partners that helps develop the software in use with DCGS-A.
4. According to the 4th Brigade Combat Team, 4th Infantry Division’s
“USAICoE Lessons Learned Collection Report” report dated January 2013, “DCGS-A
is not an enterprise system capable of replacing the Army’s multiple intelligence
ground processing systems.” The November 2013 memo “Training Requirements to
Maintain Proficiency of DCGS-A” attributes the following assessment to the 130th
Engineering Brigade “DCGS continues to be; unstable, slow, not friendly and a major
hindrance to operations at the [battalion] level.” What is Lt. Gen. Legere’s response
to these assessment of the program and why does there appear to be a disconnect
between the DCGS-A assessment of Army personnel in theater and the assessment
of Army officials stateside?
A: The Army takes user feedback seriously and has implemented that feedback into the
current version of DCGS-A that is in use in Afghanistan. In fact, in response to feedback,
Army officials directed an ease of use campaign to specifically address user concerns which
has resulted in a number of improvements included in the latest version of the DCGS-A
software. The changes have been well received by our Soldiers. We will continue to
leverage our soldier’s feedback to improve all aspects of the DCGS-A system, including
software, hardware, ground stations, topographic support, etc.
5. What’s the status of Red Disk and why have the previous two attempts to integrate
DCGS via cloud computing architecture been unsuccessful?
A: The Army, like all of the Services, is working with the Intelligence Community to migrate
to the Intelligence Community cloud standards and to provide enhanced capability to our
Warfighters. Previous DCGS-A cloud efforts have contributed to the Army’s and other
Services’ understanding of these requirements while also serving the needs of our forces in
theater. Red Disk, a separate effort from DCGS-A, will inform the Army’s future
requirements for DCGS-A.
6. Rep. Duncan Hunter (R-CA) has called for an investigation into the misuse of DCGS-A
funding in an October 29, 2013 letter saying “It was recently confirmed by the House

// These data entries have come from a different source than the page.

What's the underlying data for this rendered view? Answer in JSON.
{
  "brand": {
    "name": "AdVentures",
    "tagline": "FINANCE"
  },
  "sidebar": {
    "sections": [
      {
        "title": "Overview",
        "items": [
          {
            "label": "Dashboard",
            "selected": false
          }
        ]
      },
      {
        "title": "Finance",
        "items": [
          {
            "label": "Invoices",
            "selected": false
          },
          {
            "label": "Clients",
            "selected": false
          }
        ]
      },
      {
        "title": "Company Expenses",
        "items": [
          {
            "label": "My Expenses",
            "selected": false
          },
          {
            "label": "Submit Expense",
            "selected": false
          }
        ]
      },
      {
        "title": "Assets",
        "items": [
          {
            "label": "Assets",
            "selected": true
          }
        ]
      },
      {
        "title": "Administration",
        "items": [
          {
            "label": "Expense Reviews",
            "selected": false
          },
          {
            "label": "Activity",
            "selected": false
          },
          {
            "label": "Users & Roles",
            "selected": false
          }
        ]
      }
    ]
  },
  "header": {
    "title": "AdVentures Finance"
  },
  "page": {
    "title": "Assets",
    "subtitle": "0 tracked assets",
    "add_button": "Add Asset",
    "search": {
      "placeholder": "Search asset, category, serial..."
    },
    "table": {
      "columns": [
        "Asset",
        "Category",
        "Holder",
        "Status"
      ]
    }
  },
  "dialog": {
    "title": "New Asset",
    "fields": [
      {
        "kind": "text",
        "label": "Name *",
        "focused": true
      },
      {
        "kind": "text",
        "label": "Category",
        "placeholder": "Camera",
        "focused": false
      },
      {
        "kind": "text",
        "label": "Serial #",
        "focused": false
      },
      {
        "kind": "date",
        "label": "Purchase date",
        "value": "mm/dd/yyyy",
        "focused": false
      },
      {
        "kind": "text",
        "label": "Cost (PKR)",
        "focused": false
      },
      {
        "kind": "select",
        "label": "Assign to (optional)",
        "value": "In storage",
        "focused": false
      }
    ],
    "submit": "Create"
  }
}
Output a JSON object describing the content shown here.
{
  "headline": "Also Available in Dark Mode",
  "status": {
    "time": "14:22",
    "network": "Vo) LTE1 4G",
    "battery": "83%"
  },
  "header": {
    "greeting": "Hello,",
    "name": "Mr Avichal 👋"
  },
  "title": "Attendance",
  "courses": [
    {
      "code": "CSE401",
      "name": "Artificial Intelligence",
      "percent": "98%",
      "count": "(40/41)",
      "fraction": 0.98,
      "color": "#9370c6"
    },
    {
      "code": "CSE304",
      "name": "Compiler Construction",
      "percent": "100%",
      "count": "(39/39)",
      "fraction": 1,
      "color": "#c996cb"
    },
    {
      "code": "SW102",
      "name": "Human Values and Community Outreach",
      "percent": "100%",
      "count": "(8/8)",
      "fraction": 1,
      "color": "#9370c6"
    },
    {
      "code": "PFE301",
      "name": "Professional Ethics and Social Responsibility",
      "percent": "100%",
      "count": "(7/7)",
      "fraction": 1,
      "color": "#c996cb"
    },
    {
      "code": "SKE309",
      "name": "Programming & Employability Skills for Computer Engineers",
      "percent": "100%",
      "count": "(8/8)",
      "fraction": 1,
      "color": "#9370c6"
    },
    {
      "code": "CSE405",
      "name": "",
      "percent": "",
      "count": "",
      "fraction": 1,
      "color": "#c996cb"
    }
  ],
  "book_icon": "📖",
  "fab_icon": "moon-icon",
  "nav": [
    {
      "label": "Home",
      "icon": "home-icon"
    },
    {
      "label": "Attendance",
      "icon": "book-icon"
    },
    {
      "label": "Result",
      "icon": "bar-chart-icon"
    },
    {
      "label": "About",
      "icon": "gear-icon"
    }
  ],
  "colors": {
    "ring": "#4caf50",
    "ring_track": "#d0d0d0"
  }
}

Armed Services Committee that Operations and Maintenance funds may have been
used for further Research, Development, Test and Evaluation funding for the Army’s
Distributed Common Ground System (DCGS-A)…If accurate, this would be a clear
violation of the Antideficiency Act (ADA).”
What’s the Army’s response to this accusation and where did the Army allocate these
funds in question?
A: The Army Audit Agency is currently conducting an audit of the DCGS-A Program of
Record in direct response to Rep. Hunter’s latest concerns. We are awaiting the results of
the audit and it is premature to comment at this time.